Professional Learning Book Clubs

Fri, 09/08/2017 - 9:21am

We are excited to invite you to join us this year for our professional learning through book clubs.  The teachers will be participating in four different professional books which we invite you to purchase and participate as equal members.  The books we are reading this year are… 

 

Grading Smarter Not Harder: (Myron Dueck) All the talk of closing the achievement gap in schools obscures a more fundamental issue: do the grades we assign to students truly reflect the extent of their learning? In this lively and eye-opening book, educator Myron Dueck reveals how many of the assessment policies that teachers adopt can actually prove detrimental to student motivation and achievement and shows how we can tailor policies to address what really matters: student understanding of content. In sharing lessons, anecdotes, and cautionary tales from his own experiences revamping assessment procedures in the classroom, Dueck offers a variety of practical strategies for ensuring that grades measure what students know without punishing them for factors outside their control; critically examining the fairness and effectiveness of grading homework assignments; designing and distributing unit plans that make assessment criteria crystal-clear to students; creating a flexible and modular retesting system so that students can improve their scores on individual sections of important tests.

Grading Smarter, Not Harder is brimming with reproducible forms, templates, and real-life examples of grading solutions developed to allow students every opportunity to demonstrate their learning. Written with abundant humor and heart, this book is a must-read for all teachers who want their grades to contribute to, rather than hinder, their students' success.  (From Google Books)

 

The End of Molasses Classes:  (From Ron Clark) 

101 innovative and classroom-tested ways for improving America’s schools 

and leading our children to greatness.
 

For PARENTS who want more from their children:
• TEACH YOUR CHILDREN HOW TO STUDY; don’t expect it to come naturally 

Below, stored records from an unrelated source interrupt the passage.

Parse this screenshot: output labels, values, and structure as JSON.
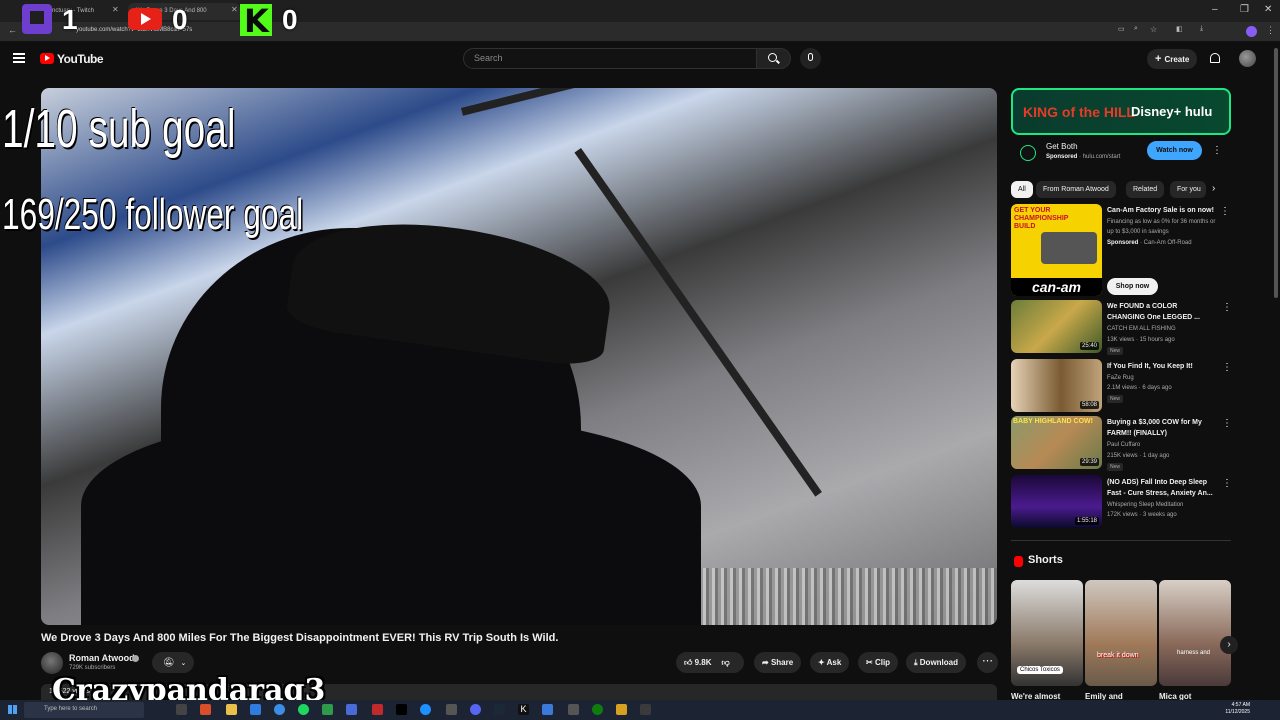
{
  "browser": {
    "tabs": [
      {
        "title": "yoursanctuary - Twitch"
      },
      {
        "title": "We Drove 3 Days And 800"
      }
    ],
    "url": "youtube.com/watch?v=5iEnViuMB8c&t=57s"
  },
  "counters": {
    "twitch": "1",
    "youtube": "0",
    "kick": "0"
  },
  "header": {
    "brand": "YouTube",
    "search_placeholder": "Search",
    "create_label": "Create"
  },
  "video": {
    "overlay_sub_goal": "1/10 sub goal",
    "overlay_follower_goal": "169/250 follower goal",
    "title": "We Drove 3 Days And 800 Miles For The Biggest Disappointment EVER! This RV Trip South Is Wild.",
    "channel": "Roman Atwood",
    "subscribers": "729K subscribers",
    "likes": "9.8K",
    "share": "Share",
    "ask": "Ask",
    "clip": "Clip",
    "download": "Download",
    "views": "14,622 views"
  },
  "watermark": "Crazypandarag3",
  "ad": {
    "banner_left": "KING of the HILL",
    "banner_right": "Disney+ hulu",
    "title": "Get Both",
    "sponsored": "Sponsored",
    "domain": "· hulu.com/start",
    "cta": "Watch now"
  },
  "chips": [
    "All",
    "From Roman Atwood",
    "Related",
    "For you"
  ],
  "sponsored_item": {
    "title": "Can-Am Factory Sale is on now!",
    "desc": "Financing as low as 0% for 36 months or up to $3,000 in savings",
    "sponsored": "Sponsored",
    "advertiser": "· Can-Am Off-Road",
    "cta": "Shop now",
    "thumb_top": "GET YOUR CHAMPIONSHIP BUILD",
    "thumb_brand": "can-am"
  },
  "related": [
    {
      "title": "We FOUND a COLOR CHANGING One LEGGED ...",
      "channel": "CATCH EM ALL FISHING",
      "meta": "13K views · 15 hours ago",
      "badge": "New",
      "duration": "25:40"
    },
    {
      "title": "If You Find It, You Keep It!",
      "channel": "FaZe Rug",
      "meta": "2.1M views · 6 days ago",
      "badge": "New",
      "duration": "58:08"
    },
    {
      "title": "Buying a $3,000 COW for My FARM!! (FINALLY)",
      "channel": "Paul Cuffaro",
      "meta": "215K views · 1 day ago",
      "badge": "New",
      "duration": "29:39",
      "thumb_text": "BABY HIGHLAND COW!"
    },
    {
      "title": "(NO ADS) Fall Into Deep Sleep Fast - Cure Stress, Anxiety An...",
      "channel": "Whispering Sleep Meditation",
      "meta": "172K views · 3 weeks ago",
      "duration": "1:55:18"
    }
  ],
  "shorts": {
    "title": "Shorts",
    "items": [
      {
        "label": "We're almost",
        "caption": "Chicos Toxicos"
      },
      {
        "label": "Emily and",
        "caption": "break it down"
      },
      {
        "label": "Mica got",
        "caption": "harness and"
      }
    ]
  },
  "taskbar": {
    "search_placeholder": "Type here to search",
    "time": "4:57 AM",
    "date": "11/12/2025"
  }
}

• REALIZE THE POWER OF GRATITUDE AND APPRECIATION

For TEACHERS who need strategies for helping every student achieve success:
• LOVE WHAT YOUR STUDENTS LOVE, whether it’s iCarly, Twilight, or Monday Night Football 
• KIDS NEED TO MOVE; bring education to life with kinesthetic learning
• GET A DRUM FOR THE CLASSROOM and use music to excite, motivate, and inspire

For COMMUNITIES who hope to uplift every child and improve the education of our next generation: 
• PROVIDE EXAMPLES OF EXCELLENCE; we have to be our best individually, but never forget that educating our children is a shared responsibility

• RECOGNIZE THAT THE HEART OF THE SCHOOL IS THE TEACHER; hire the best and never settle

 

Poor Students Rich Teaching: (From Eric Jensen) Discover practical and research-based strategies to ensure all students, regardless of circumstance, are graduate college and career ready. This thorough resource details the necessary but difficult work that teachers must do to establish the foundational changes essential to positively impact students in poverty. Organized tools and resources are provided to help teachers effectively implement these essential changes.

  • Understand the urgency of poverty in the United States.
  • Gain four powerful mindsets to bring change. 
  • Build effective relationships with students, and help them see achievement as a reachable target. 
  • Create a welcoming classroom climate where all students love to learn and are engaged for success.

     

Waking Up White: (From Debby Irving) Waking Up White is the book I wish someone had handed me decades ago. My hope is that by sharing my sometimes cringe-worthy struggle to understand racism and racial tensions, I offer a fresh perspective on bias, stereotypes, manners, and tolerance. As I unpack my own long-held beliefs about colorblindness, being a good person, and wanting to help people of color, I reveal how each of these well-intentioned mindsets actually perpetuated my ill-conceived ideas about race. I also explain why and how I’ve changed the way I talk about racism, work in racially mixed groups, and understand the racial justice movement as a whole. Exercises at the end of each chapter prompt readers to explore their own racialized ideas. Waking Up White's personal narrative is designed to work well as a rapid read, a book group book, or support reading for courses exploring racial and cultural issues.

 

If you are interested in participating in any of these book discussions, the dates are as follows:

September 11th 3-4pm – Norm Setting

October 2nd 3-4pm – 1st Internal Discussion 

November 6th 3-4pm - 2nd Internal Discussion 

December 4th 3-4pm -  3rd Internal Discussion 

January 8th 3-4pm – Create Plan to share with rest of staff and parents

February 5th 3-4pm – 1st Share Out

March 5th 3-4pm – 2nd Share Out

April 9th 3-4pm – 3rd Share Out/ Reflection

 

Please fill out this form to participate.